▶ **Items from an interface collection**:
Start of Block
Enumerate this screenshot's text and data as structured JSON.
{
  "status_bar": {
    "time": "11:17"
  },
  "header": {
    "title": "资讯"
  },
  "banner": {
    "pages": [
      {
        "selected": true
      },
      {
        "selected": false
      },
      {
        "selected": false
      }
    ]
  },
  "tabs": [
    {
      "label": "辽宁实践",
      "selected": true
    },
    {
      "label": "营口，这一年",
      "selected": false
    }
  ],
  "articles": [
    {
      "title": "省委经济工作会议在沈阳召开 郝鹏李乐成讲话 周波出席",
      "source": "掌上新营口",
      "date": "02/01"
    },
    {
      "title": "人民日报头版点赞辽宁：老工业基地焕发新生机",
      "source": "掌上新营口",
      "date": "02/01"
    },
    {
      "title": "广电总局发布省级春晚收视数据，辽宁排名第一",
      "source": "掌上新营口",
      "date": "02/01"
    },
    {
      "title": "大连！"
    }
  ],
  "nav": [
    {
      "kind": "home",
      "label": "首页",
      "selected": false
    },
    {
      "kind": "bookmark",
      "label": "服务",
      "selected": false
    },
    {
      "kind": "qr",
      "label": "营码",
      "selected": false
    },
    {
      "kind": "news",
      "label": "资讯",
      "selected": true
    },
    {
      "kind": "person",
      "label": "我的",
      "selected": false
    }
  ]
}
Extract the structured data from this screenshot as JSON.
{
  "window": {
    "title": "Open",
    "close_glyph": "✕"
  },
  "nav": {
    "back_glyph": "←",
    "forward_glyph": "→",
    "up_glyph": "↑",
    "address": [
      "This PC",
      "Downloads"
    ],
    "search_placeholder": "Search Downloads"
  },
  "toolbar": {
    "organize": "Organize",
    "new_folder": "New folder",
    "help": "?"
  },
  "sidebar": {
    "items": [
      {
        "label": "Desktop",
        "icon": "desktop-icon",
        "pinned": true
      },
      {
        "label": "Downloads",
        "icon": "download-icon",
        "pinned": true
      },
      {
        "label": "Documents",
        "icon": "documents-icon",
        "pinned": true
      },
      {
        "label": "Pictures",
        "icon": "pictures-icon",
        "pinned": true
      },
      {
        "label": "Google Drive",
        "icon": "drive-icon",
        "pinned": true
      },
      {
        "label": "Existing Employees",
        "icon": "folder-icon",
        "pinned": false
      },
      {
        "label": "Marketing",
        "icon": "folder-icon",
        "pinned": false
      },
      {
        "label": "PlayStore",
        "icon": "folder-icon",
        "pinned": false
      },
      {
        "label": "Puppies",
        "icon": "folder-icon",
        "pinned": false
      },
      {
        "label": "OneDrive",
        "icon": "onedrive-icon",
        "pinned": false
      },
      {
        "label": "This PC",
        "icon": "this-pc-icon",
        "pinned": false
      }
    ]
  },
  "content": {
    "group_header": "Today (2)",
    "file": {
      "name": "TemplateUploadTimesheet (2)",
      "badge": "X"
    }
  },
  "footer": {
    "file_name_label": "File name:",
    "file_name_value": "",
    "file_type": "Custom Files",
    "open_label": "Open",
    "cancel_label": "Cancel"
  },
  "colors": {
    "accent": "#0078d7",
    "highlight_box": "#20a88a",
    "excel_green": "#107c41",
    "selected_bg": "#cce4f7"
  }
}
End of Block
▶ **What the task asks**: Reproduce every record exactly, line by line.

▶ **Result of this task**:
Enumerate this screenshot's text and data as structured JSON.
{
  "status_bar": {
    "time": "11:17"
  },
  "header": {
    "title": "资讯"
  },
  "banner": {
    "pages": [
      {
        "selected": true
      },
      {
        "selected": false
      },
      {
        "selected": false
      }
    ]
  },
  "tabs": [
    {
      "label": "辽宁实践",
      "selected": true
    },
    {
      "label": "营口，这一年",
      "selected": false
    }
  ],
  "articles": [
    {
      "title": "省委经济工作会议在沈阳召开 郝鹏李乐成讲话 周波出席",
      "source": "掌上新营口",
      "date": "02/01"
    },
    {
      "title": "人民日报头版点赞辽宁：老工业基地焕发新生机",
      "source": "掌上新营口",
      "date": "02/01"
    },
    {
      "title": "广电总局发布省级春晚收视数据，辽宁排名第一",
      "source": "掌上新营口",
      "date": "02/01"
    },
    {
      "title": "大连！"
    }
  ],
  "nav": [
    {
      "kind": "home",
      "label": "首页",
      "selected": false
    },
    {
      "kind": "bookmark",
      "label": "服务",
      "selected": false
    },
    {
      "kind": "qr",
      "label": "营码",
      "selected": false
    },
    {
      "kind": "news",
      "label": "资讯",
      "selected": true
    },
    {
      "kind": "person",
      "label": "我的",
      "selected": false
    }
  ]
}
Extract the structured data from this screenshot as JSON.
{
  "window": {
    "title": "Open",
    "close_glyph": "✕"
  },
  "nav": {
    "back_glyph": "←",
    "forward_glyph": "→",
    "up_glyph": "↑",
    "address": [
      "This PC",
      "Downloads"
    ],
    "search_placeholder": "Search Downloads"
  },
  "toolbar": {
    "organize": "Organize",
    "new_folder": "New folder",
    "help": "?"
  },
  "sidebar": {
    "items": [
      {
        "label": "Desktop",
        "icon": "desktop-icon",
        "pinned": true
      },
      {
        "label": "Downloads",
        "icon": "download-icon",
        "pinned": true
      },
      {
        "label": "Documents",
        "icon": "documents-icon",
        "pinned": true
      },
      {
        "label": "Pictures",
        "icon": "pictures-icon",
        "pinned": true
      },
      {
        "label": "Google Drive",
        "icon": "drive-icon",
        "pinned": true
      },
      {
        "label": "Existing Employees",
        "icon": "folder-icon",
        "pinned": false
      },
      {
        "label": "Marketing",
        "icon": "folder-icon",
        "pinned": false
      },
      {
        "label": "PlayStore",
        "icon": "folder-icon",
        "pinned": false
      },
      {
        "label": "Puppies",
        "icon": "folder-icon",
        "pinned": false
      },
      {
        "label": "OneDrive",
        "icon": "onedrive-icon",
        "pinned": false
      },
      {
        "label": "This PC",
        "icon": "this-pc-icon",
        "pinned": false
      }
    ]
  },
  "content": {
    "group_header": "Today (2)",
    "file": {
      "name": "TemplateUploadTimesheet (2)",
      "badge": "X"
    }
  },
  "footer": {
    "file_name_label": "File name:",
    "file_name_value": "",
    "file_type": "Custom Files",
    "open_label": "Open",
    "cancel_label": "Cancel"
  },
  "colors": {
    "accent": "#0078d7",
    "highlight_box": "#20a88a",
    "excel_green": "#107c41",
    "selected_bg": "#cce4f7"
  }
}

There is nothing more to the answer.